I have a great view of the pincers of sexism from here just now. When we talk about gender being oppression, we’re not just talking about different dress codes.
There have been ructions recently within feminism over women working with right wing organisations – particularly when trans-Atlantic link-ups have blurred people’s view, and led to some unsavoury alliances.
It’s one of the issues where I find myself sitting amidships – I have been encouraging cross-party discussions on several of the women’s campaigns because it’s so very obvious that women of all classes and world-views have issues in common, but we will not gain anything for women if we pass the initiative to people who are so far to the right that they want to “protect” women and girls from what those of us on the left know as liberation.
Meanwhile, those on the left who are opposed to the sex-based rights campaign will happily write off any women who, for example, get an article published in the Spectator or the Times (let alone the Telegraph or Daily Mail). They are the kind who automatically assume the views of a woman at the other end of the Labour Party’s left-right span can be discounted as ‘fascist tendencies’.
So here we are, trying to walk a subtle line, bringing as many women together as we can without running into those “too far right” thickets and then something else comes up that makes it ten times harder: working with right-wingers is beyond the pale but showing the slightest discomfort about working with socialists “just because” they are blatantly misogynist is an unforgivable failure of solidarity.
This is women caught in the pincers of sexism.

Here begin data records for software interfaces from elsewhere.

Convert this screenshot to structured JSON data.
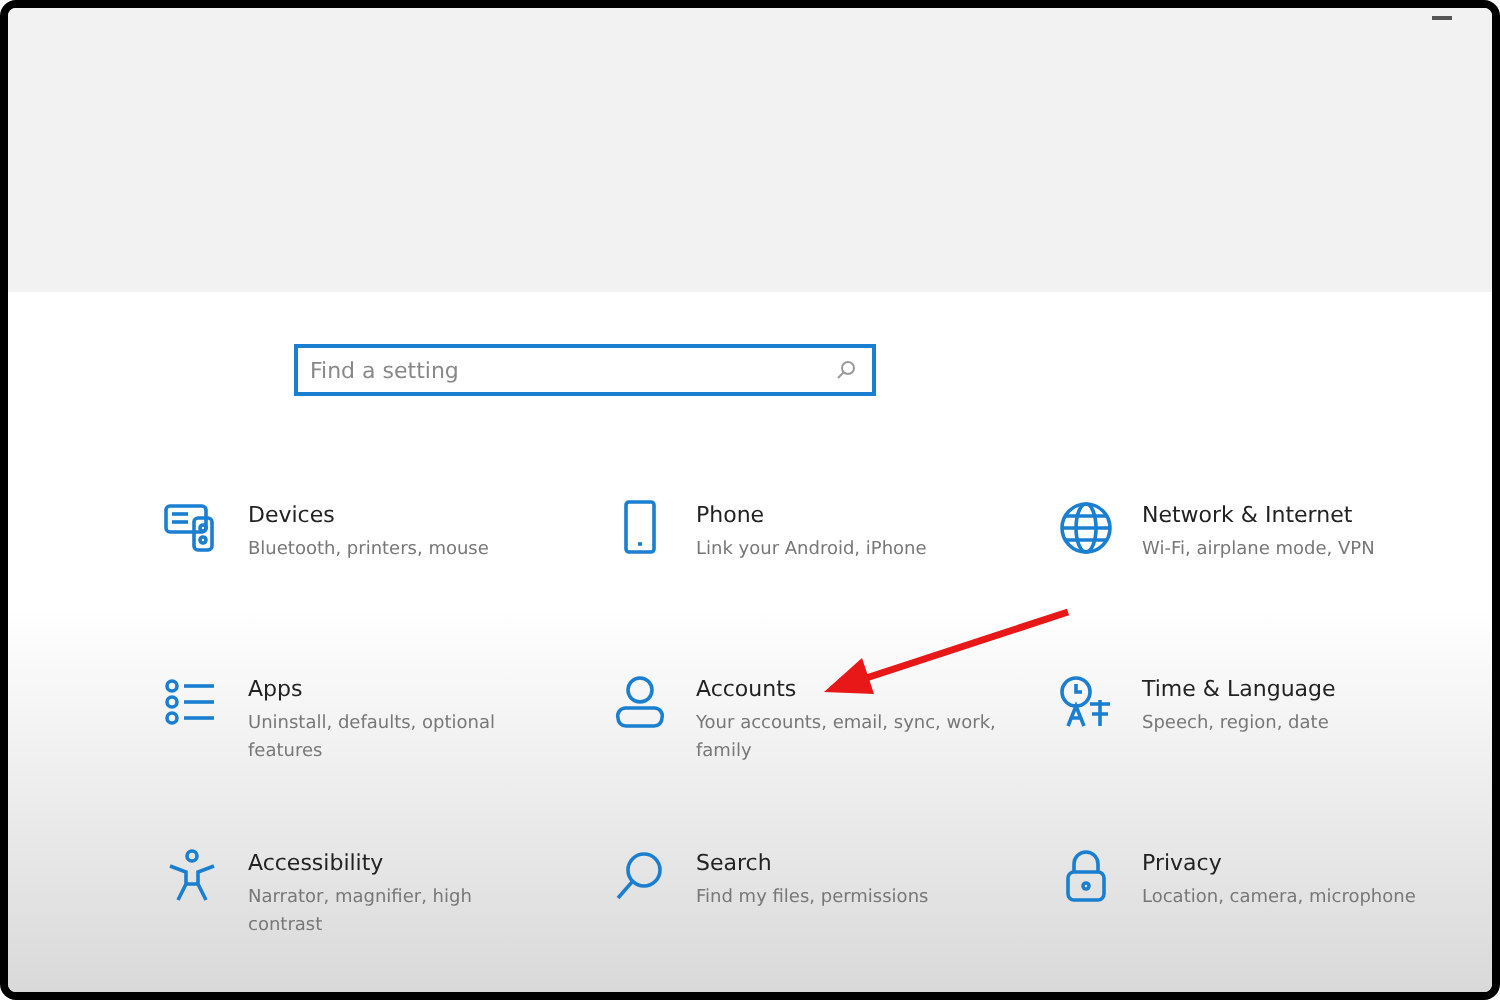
{
  "search": {
    "placeholder": "Find a setting"
  },
  "categories": [
    {
      "kind": "devices",
      "title": "Devices",
      "subtitle": "Bluetooth, printers, mouse"
    },
    {
      "kind": "phone",
      "title": "Phone",
      "subtitle": "Link your Android, iPhone"
    },
    {
      "kind": "network",
      "title": "Network & Internet",
      "subtitle": "Wi-Fi, airplane mode, VPN"
    },
    {
      "kind": "apps",
      "title": "Apps",
      "subtitle": "Uninstall, defaults, optional features"
    },
    {
      "kind": "accounts",
      "title": "Accounts",
      "subtitle": "Your accounts, email, sync, work, family"
    },
    {
      "kind": "time",
      "title": "Time & Language",
      "subtitle": "Speech, region, date"
    },
    {
      "kind": "accessibility",
      "title": "Accessibility",
      "subtitle": "Narrator, magnifier, high contrast"
    },
    {
      "kind": "search",
      "title": "Search",
      "subtitle": "Find my files, permissions"
    },
    {
      "kind": "privacy",
      "title": "Privacy",
      "subtitle": "Location, camera, microphone"
    }
  ]
}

This is what women mean when they talk of conflicting demands, of unachievable expectations. The most lethal weapon of sexism is gendered expectations. In this particular case, whichever way you look at it, the failure to produce a socialist revolution by next Tuesday can and will be blamed on feminists.